Wendy Clark, an entrepreneur and small business owner, sought an opportunity that would benefit not only her, but also people in the community, when she purchased the abandoned John O’Daniel Exchange building in January 2007.
According to Joanna Cutrara, Clark’s staff writer, what is now a building for disadvantaged people and non-profits to work in was first a hosiery mill, opened in 1910. Operated solely by women, it provided an extra source of income.
The building later became a farmer’s market, selling poultry, eggs, baked goods, canned items, fresh vegetables and fresh flowers. In those days, more than 900 people worked at the exchange.
The building went through myriad changes when the farmers market moved downtown to Foster Street. Immediately before a huge fire destroyed the roof, it was a Hispanic night club. After about a decade, Clark came along.
Clark was only 20 when she discovered the building, but knew she wanted to acquire it to help underprivileged youth. She got a grant to open the abandoned building, named it the John O’Daniel Exchange and used $100 she had inherited to start a housecleaning company: Carpe Diem, which is located in the building.
Carpe Diem started with a handful of clients, but has grown in the past 20 years to more than 30 employees who service about 600 homes in Durham.
“I realized that business is truly one of the most effective ways to be able to impact lives,’’ said Clark.
It wasn’t a cake walk though, and after developing and fulfilling her dream she is happy to see her vision in fruition. ‘’The average entrepreneur fails seven times,” said Clark. “It’s usually two steps after failure that the big breakthrough comes.”
Clark believes in setting a standard and has a motto for leadership: “Leadership is not about what you can do, it’s about building a platform for others to succeed.’’
Indeed, Clark keeps that philosophy close to her heart by using the John O’Daniel Exchange building to provide low-cost office space for small businesses, entrepreneurs, and nonprofits.
Kaylee Law, who works at the John O’Daniel Exchange, said she loves Clark’s heart and working for her because of the changes the business has brought to her and to other people who may not have had job opportunities elsewhere.
“People are very passionate here, and I like how I can share ideas with other people,” she said.
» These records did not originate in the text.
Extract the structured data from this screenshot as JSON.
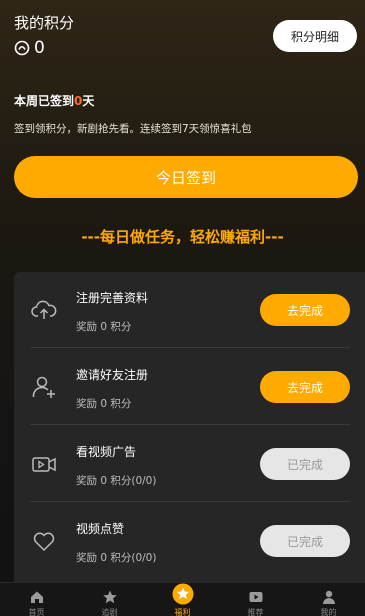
{
  "header": {
    "title": "我的积分",
    "points": "0",
    "detail_button": "积分明细"
  },
  "checkin": {
    "week_prefix": "本周已签到",
    "week_days": "0",
    "week_suffix": "天",
    "description": "签到领积分，新剧抢先看。连续签到7天领惊喜礼包",
    "button_label": "今日签到"
  },
  "slogan": "---每日做任务，轻松赚福利---",
  "tasks": [
    {
      "name": "注册完善资料",
      "reward": "奖励 0 积分",
      "action": "去完成",
      "status": "todo",
      "icon": "cloud-upload-icon"
    },
    {
      "name": "邀请好友注册",
      "reward": "奖励 0 积分",
      "action": "去完成",
      "status": "todo",
      "icon": "add-user-icon"
    },
    {
      "name": "看视频广告",
      "reward": "奖励 0 积分(0/0)",
      "action": "已完成",
      "status": "done",
      "icon": "video-icon"
    },
    {
      "name": "视频点赞",
      "reward": "奖励 0 积分(0/0)",
      "action": "已完成",
      "status": "done",
      "icon": "heart-icon"
    }
  ],
  "tabbar": [
    {
      "label": "首页",
      "icon": "home-icon"
    },
    {
      "label": "追剧",
      "icon": "star-icon"
    },
    {
      "label": "福利",
      "icon": "gift-star-icon",
      "active": true
    },
    {
      "label": "推荐",
      "icon": "play-icon"
    },
    {
      "label": "我的",
      "icon": "user-icon"
    }
  ],
  "colors": {
    "accent": "#ffaa00",
    "highlight": "#ff6a2a",
    "done_button": "#e6e6e6"
  }
}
Law, who is a volunteer coordinator and church engagement specialist, also operates her own business, World Relief Durham, which helps vulnerable people socially, economically and spiritually.
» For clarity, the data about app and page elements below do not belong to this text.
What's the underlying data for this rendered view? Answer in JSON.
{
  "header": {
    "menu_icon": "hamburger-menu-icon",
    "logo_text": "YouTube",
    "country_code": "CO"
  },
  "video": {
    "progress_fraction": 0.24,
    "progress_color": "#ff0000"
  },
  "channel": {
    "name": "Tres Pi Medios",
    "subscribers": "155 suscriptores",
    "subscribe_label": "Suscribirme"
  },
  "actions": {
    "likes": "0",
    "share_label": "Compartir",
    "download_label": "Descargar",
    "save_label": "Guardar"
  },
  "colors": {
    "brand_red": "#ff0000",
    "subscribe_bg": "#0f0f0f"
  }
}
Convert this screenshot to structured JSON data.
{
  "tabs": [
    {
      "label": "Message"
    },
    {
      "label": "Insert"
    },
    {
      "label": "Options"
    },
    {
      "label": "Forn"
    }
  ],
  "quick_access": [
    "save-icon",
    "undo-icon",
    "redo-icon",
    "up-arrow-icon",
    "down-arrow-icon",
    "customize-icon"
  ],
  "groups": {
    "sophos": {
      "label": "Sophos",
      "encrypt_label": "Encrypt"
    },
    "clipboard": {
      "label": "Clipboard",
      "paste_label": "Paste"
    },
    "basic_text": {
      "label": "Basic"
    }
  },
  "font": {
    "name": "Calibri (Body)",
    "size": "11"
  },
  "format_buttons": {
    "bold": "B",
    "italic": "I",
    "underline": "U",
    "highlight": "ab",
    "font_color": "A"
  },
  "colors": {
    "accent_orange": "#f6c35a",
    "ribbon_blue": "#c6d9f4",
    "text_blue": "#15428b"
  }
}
Clark hopes to continue to be a positive force and example for the kind of change happening throughout Northeast Central Durham as neighbors come together to help each other.
Story by Rowland Givens.
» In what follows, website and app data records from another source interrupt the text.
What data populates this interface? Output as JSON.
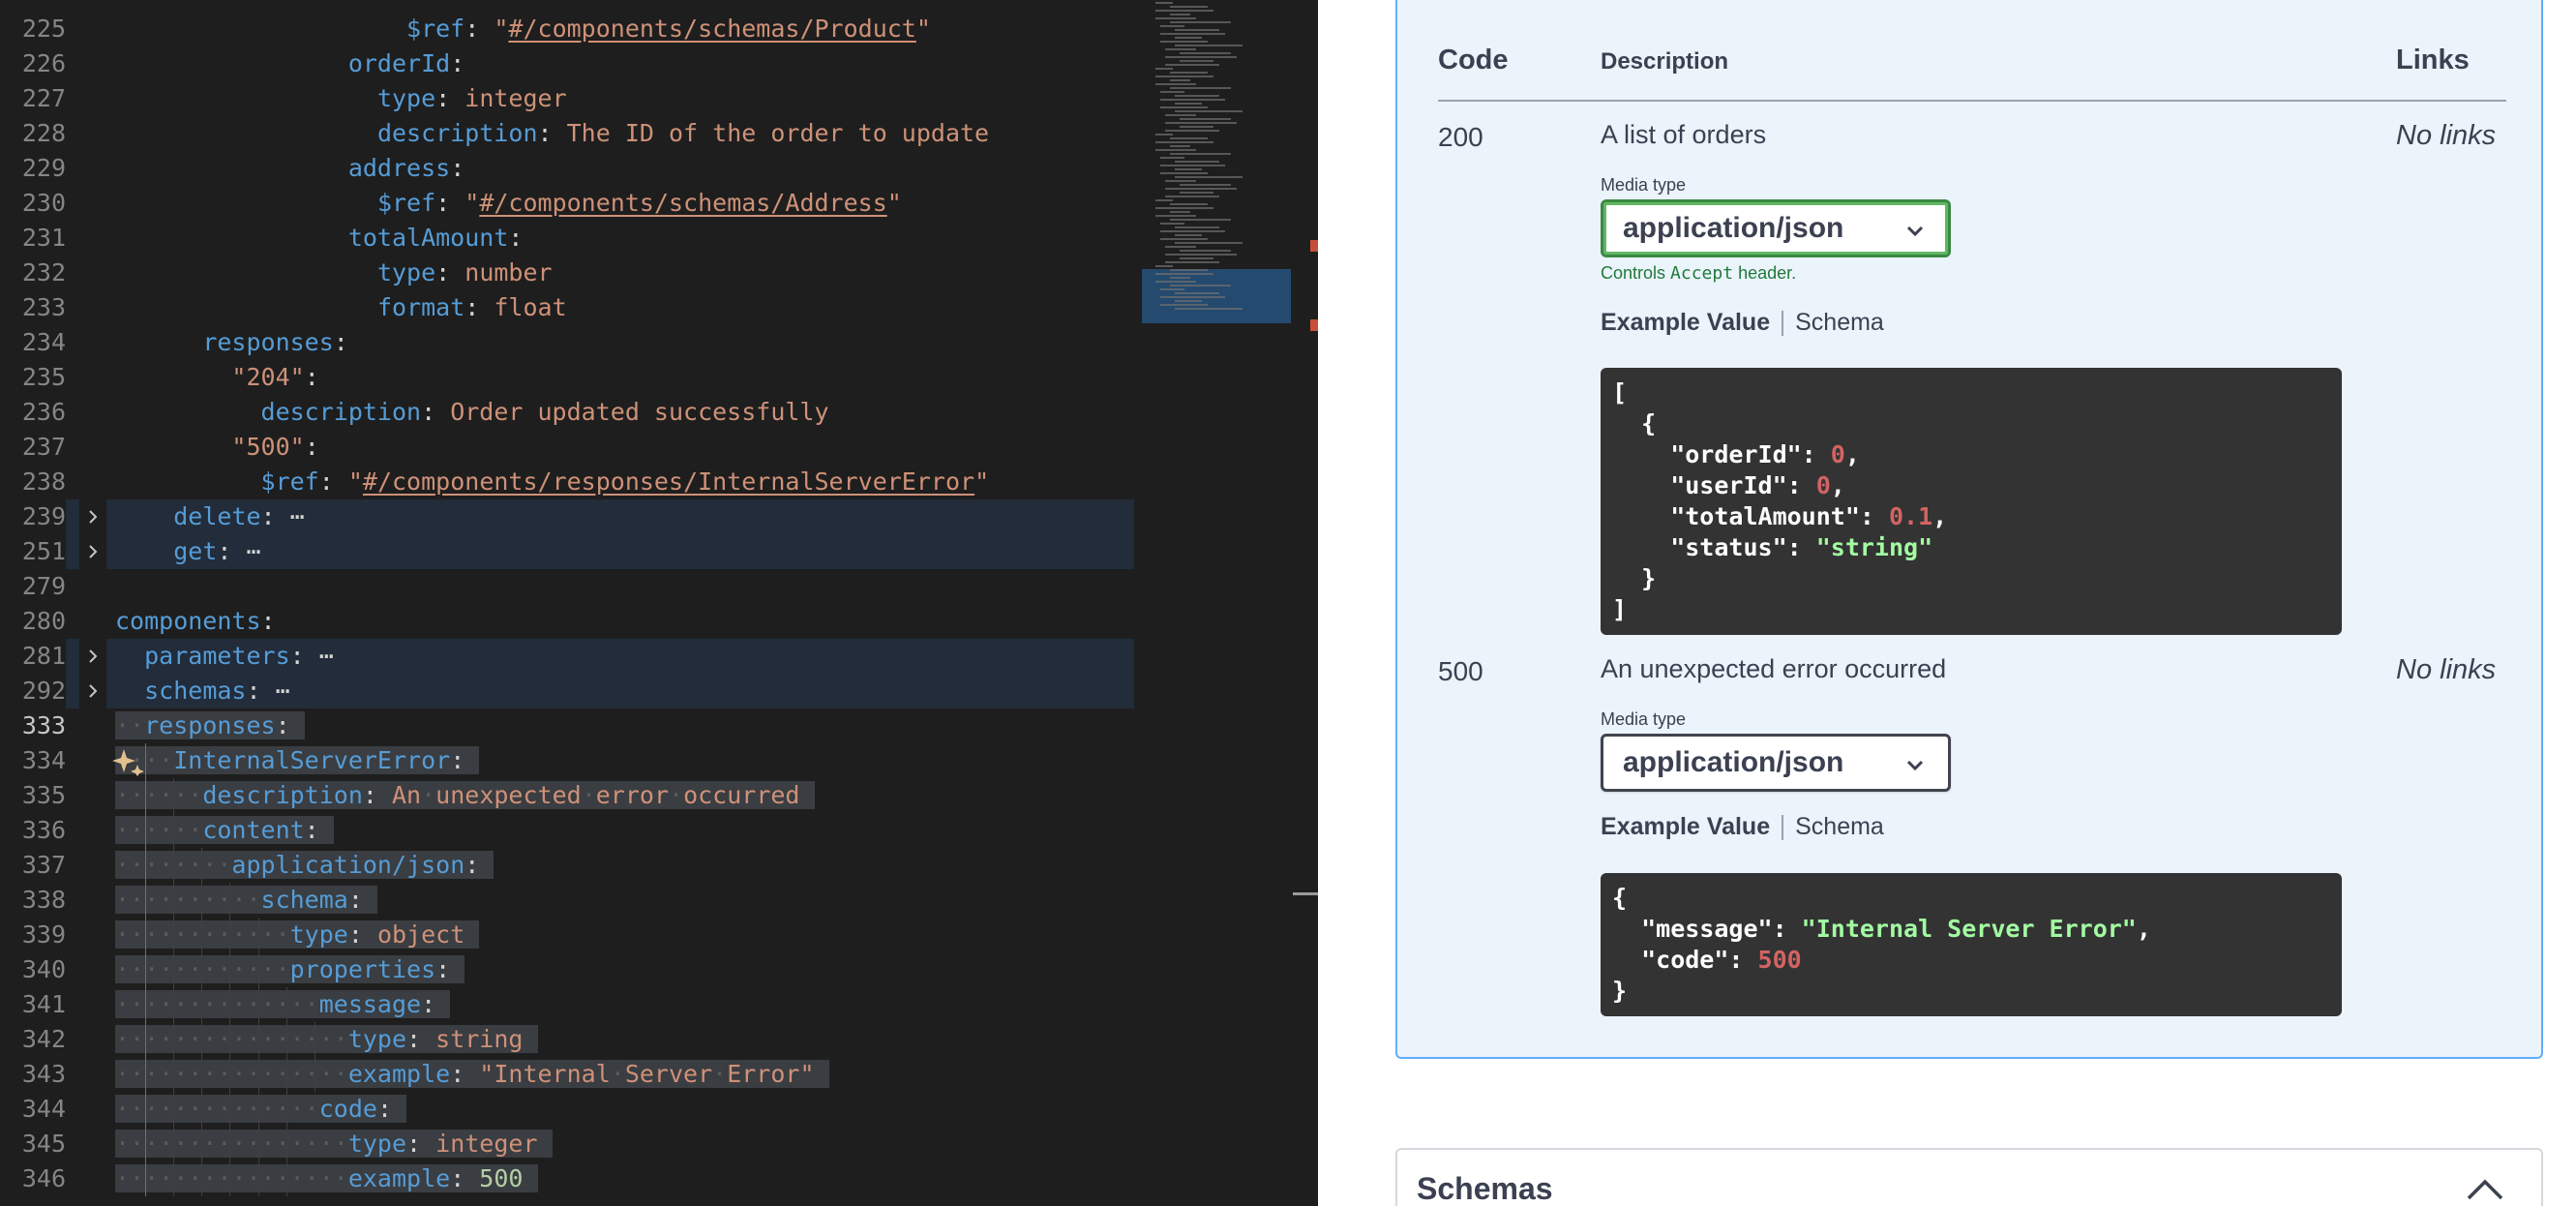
{
  "editor": {
    "lines": [
      {
        "num": "225",
        "indent": 10,
        "tokens": [
          [
            "k",
            "$ref"
          ],
          [
            "p",
            ": "
          ],
          [
            "s",
            "\""
          ],
          [
            "ref",
            "#/components/schemas/Product"
          ],
          [
            "s",
            "\""
          ]
        ]
      },
      {
        "num": "226",
        "indent": 8,
        "tokens": [
          [
            "k",
            "orderId"
          ],
          [
            "p",
            ":"
          ]
        ]
      },
      {
        "num": "227",
        "indent": 9,
        "tokens": [
          [
            "k",
            "type"
          ],
          [
            "p",
            ": "
          ],
          [
            "s",
            "integer"
          ]
        ]
      },
      {
        "num": "228",
        "indent": 9,
        "tokens": [
          [
            "k",
            "description"
          ],
          [
            "p",
            ": "
          ],
          [
            "s",
            "The ID of the order to update"
          ]
        ]
      },
      {
        "num": "229",
        "indent": 8,
        "tokens": [
          [
            "k",
            "address"
          ],
          [
            "p",
            ":"
          ]
        ]
      },
      {
        "num": "230",
        "indent": 9,
        "tokens": [
          [
            "k",
            "$ref"
          ],
          [
            "p",
            ": "
          ],
          [
            "s",
            "\""
          ],
          [
            "ref",
            "#/components/schemas/Address"
          ],
          [
            "s",
            "\""
          ]
        ]
      },
      {
        "num": "231",
        "indent": 8,
        "tokens": [
          [
            "k",
            "totalAmount"
          ],
          [
            "p",
            ":"
          ]
        ]
      },
      {
        "num": "232",
        "indent": 9,
        "tokens": [
          [
            "k",
            "type"
          ],
          [
            "p",
            ": "
          ],
          [
            "s",
            "number"
          ]
        ]
      },
      {
        "num": "233",
        "indent": 9,
        "tokens": [
          [
            "k",
            "format"
          ],
          [
            "p",
            ": "
          ],
          [
            "s",
            "float"
          ]
        ]
      },
      {
        "num": "234",
        "indent": 3,
        "tokens": [
          [
            "k",
            "responses"
          ],
          [
            "p",
            ":"
          ]
        ]
      },
      {
        "num": "235",
        "indent": 4,
        "tokens": [
          [
            "s",
            "\"204\""
          ],
          [
            "p",
            ":"
          ]
        ]
      },
      {
        "num": "236",
        "indent": 5,
        "tokens": [
          [
            "k",
            "description"
          ],
          [
            "p",
            ": "
          ],
          [
            "s",
            "Order updated successfully"
          ]
        ]
      },
      {
        "num": "237",
        "indent": 4,
        "tokens": [
          [
            "s",
            "\"500\""
          ],
          [
            "p",
            ":"
          ]
        ]
      },
      {
        "num": "238",
        "indent": 5,
        "tokens": [
          [
            "k",
            "$ref"
          ],
          [
            "p",
            ": "
          ],
          [
            "s",
            "\""
          ],
          [
            "ref",
            "#/components/responses/InternalServerError"
          ],
          [
            "s",
            "\""
          ]
        ]
      },
      {
        "num": "239",
        "indent": 2,
        "folded": true,
        "tokens": [
          [
            "k",
            "delete"
          ],
          [
            "p",
            ":"
          ],
          [
            "p",
            " ⋯"
          ]
        ]
      },
      {
        "num": "251",
        "indent": 2,
        "folded": true,
        "tokens": [
          [
            "k",
            "get"
          ],
          [
            "p",
            ":"
          ],
          [
            "p",
            " ⋯"
          ]
        ]
      },
      {
        "num": "279",
        "indent": 0,
        "tokens": []
      },
      {
        "num": "280",
        "indent": 0,
        "tokens": [
          [
            "k",
            "components"
          ],
          [
            "p",
            ":"
          ]
        ]
      },
      {
        "num": "281",
        "indent": 1,
        "folded": true,
        "tokens": [
          [
            "k",
            "parameters"
          ],
          [
            "p",
            ":"
          ],
          [
            "p",
            " ⋯"
          ]
        ]
      },
      {
        "num": "292",
        "indent": 1,
        "folded": true,
        "tokens": [
          [
            "k",
            "schemas"
          ],
          [
            "p",
            ":"
          ],
          [
            "p",
            " ⋯"
          ]
        ]
      },
      {
        "num": "333",
        "indent": 1,
        "active": true,
        "selected": true,
        "tokens": [
          [
            "k",
            "responses"
          ],
          [
            "p",
            ":"
          ]
        ]
      },
      {
        "num": "334",
        "indent": 2,
        "selected": true,
        "spark": true,
        "tokens": [
          [
            "k",
            "InternalServerError"
          ],
          [
            "p",
            ":"
          ]
        ]
      },
      {
        "num": "335",
        "indent": 3,
        "selected": true,
        "tokens": [
          [
            "k",
            "description"
          ],
          [
            "p",
            ": "
          ],
          [
            "s",
            "An unexpected error occurred"
          ]
        ]
      },
      {
        "num": "336",
        "indent": 3,
        "selected": true,
        "tokens": [
          [
            "k",
            "content"
          ],
          [
            "p",
            ":"
          ]
        ]
      },
      {
        "num": "337",
        "indent": 4,
        "selected": true,
        "tokens": [
          [
            "k",
            "application/json"
          ],
          [
            "p",
            ":"
          ]
        ]
      },
      {
        "num": "338",
        "indent": 5,
        "selected": true,
        "tokens": [
          [
            "k",
            "schema"
          ],
          [
            "p",
            ":"
          ]
        ]
      },
      {
        "num": "339",
        "indent": 6,
        "selected": true,
        "tokens": [
          [
            "k",
            "type"
          ],
          [
            "p",
            ": "
          ],
          [
            "s",
            "object"
          ]
        ]
      },
      {
        "num": "340",
        "indent": 6,
        "selected": true,
        "tokens": [
          [
            "k",
            "properties"
          ],
          [
            "p",
            ":"
          ]
        ]
      },
      {
        "num": "341",
        "indent": 7,
        "selected": true,
        "tokens": [
          [
            "k",
            "message"
          ],
          [
            "p",
            ":"
          ]
        ]
      },
      {
        "num": "342",
        "indent": 8,
        "selected": true,
        "tokens": [
          [
            "k",
            "type"
          ],
          [
            "p",
            ": "
          ],
          [
            "s",
            "string"
          ]
        ]
      },
      {
        "num": "343",
        "indent": 8,
        "selected": true,
        "tokens": [
          [
            "k",
            "example"
          ],
          [
            "p",
            ": "
          ],
          [
            "s",
            "\"Internal Server Error\""
          ]
        ]
      },
      {
        "num": "344",
        "indent": 7,
        "selected": true,
        "tokens": [
          [
            "k",
            "code"
          ],
          [
            "p",
            ":"
          ]
        ]
      },
      {
        "num": "345",
        "indent": 8,
        "selected": true,
        "tokens": [
          [
            "k",
            "type"
          ],
          [
            "p",
            ": "
          ],
          [
            "s",
            "integer"
          ]
        ]
      },
      {
        "num": "346",
        "indent": 8,
        "selected": true,
        "tokens": [
          [
            "k",
            "example"
          ],
          [
            "p",
            ": "
          ],
          [
            "n",
            "500"
          ]
        ]
      }
    ]
  },
  "swagger": {
    "table_headers": {
      "code": "Code",
      "description": "Description",
      "links": "Links"
    },
    "responses": [
      {
        "code": "200",
        "description": "A list of orders",
        "links": "No links",
        "media_type_label": "Media type",
        "media_type": "application/json",
        "controls_prefix": "Controls",
        "controls_code": "Accept",
        "controls_suffix": "header.",
        "tab_example": "Example Value",
        "tab_schema": "Schema",
        "example_lines": [
          [
            [
              "jk",
              "["
            ]
          ],
          [
            [
              "jk",
              "  {"
            ]
          ],
          [
            [
              "jk",
              "    \"orderId\": "
            ],
            [
              "jn",
              "0"
            ],
            [
              "jk",
              ","
            ]
          ],
          [
            [
              "jk",
              "    \"userId\": "
            ],
            [
              "jn",
              "0"
            ],
            [
              "jk",
              ","
            ]
          ],
          [
            [
              "jk",
              "    \"totalAmount\": "
            ],
            [
              "jn",
              "0.1"
            ],
            [
              "jk",
              ","
            ]
          ],
          [
            [
              "jk",
              "    \"status\": "
            ],
            [
              "js",
              "\"string\""
            ]
          ],
          [
            [
              "jk",
              "  }"
            ]
          ],
          [
            [
              "jk",
              "]"
            ]
          ]
        ]
      },
      {
        "code": "500",
        "description": "An unexpected error occurred",
        "links": "No links",
        "media_type_label": "Media type",
        "media_type": "application/json",
        "tab_example": "Example Value",
        "tab_schema": "Schema",
        "example_lines": [
          [
            [
              "jk",
              "{"
            ]
          ],
          [
            [
              "jk",
              "  \"message\": "
            ],
            [
              "js",
              "\"Internal Server Error\""
            ],
            [
              "jk",
              ","
            ]
          ],
          [
            [
              "jk",
              "  \"code\": "
            ],
            [
              "jn",
              "500"
            ]
          ],
          [
            [
              "jk",
              "}"
            ]
          ]
        ]
      }
    ],
    "schemas_title": "Schemas"
  },
  "colors": {
    "editor_bg": "#1e1e1e",
    "key": "#569cd6",
    "string": "#ce9178",
    "number": "#b5cea8",
    "swagger_accent": "#61affe",
    "json_number": "#d36363",
    "json_string": "#a2fca2"
  }
}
This story first appeared in the Durham VOICE, a community newspaper produced by NCCU and UNC-Chapel Hill journalism students.